[Directions]: Make an exact copy of the entries below.

[Extracted data]:
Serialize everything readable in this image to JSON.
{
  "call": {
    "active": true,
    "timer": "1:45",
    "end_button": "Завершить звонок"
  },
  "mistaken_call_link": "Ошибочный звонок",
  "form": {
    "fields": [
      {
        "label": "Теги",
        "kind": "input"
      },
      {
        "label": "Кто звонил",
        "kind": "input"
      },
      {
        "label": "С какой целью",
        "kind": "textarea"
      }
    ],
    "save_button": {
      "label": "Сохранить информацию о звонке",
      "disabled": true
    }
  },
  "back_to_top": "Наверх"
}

[Your solution]:
Serialize everything readable in this image to JSON.
{
  "call": {
    "active": true,
    "timer": "1:45",
    "end_button": "Завершить звонок"
  },
  "mistaken_call_link": "Ошибочный звонок",
  "form": {
    "fields": [
      {
        "label": "Теги",
        "kind": "input"
      },
      {
        "label": "Кто звонил",
        "kind": "input"
      },
      {
        "label": "С какой целью",
        "kind": "textarea"
      }
    ],
    "save_button": {
      "label": "Сохранить информацию о звонке",
      "disabled": true
    }
  },
  "back_to_top": "Наверх"
}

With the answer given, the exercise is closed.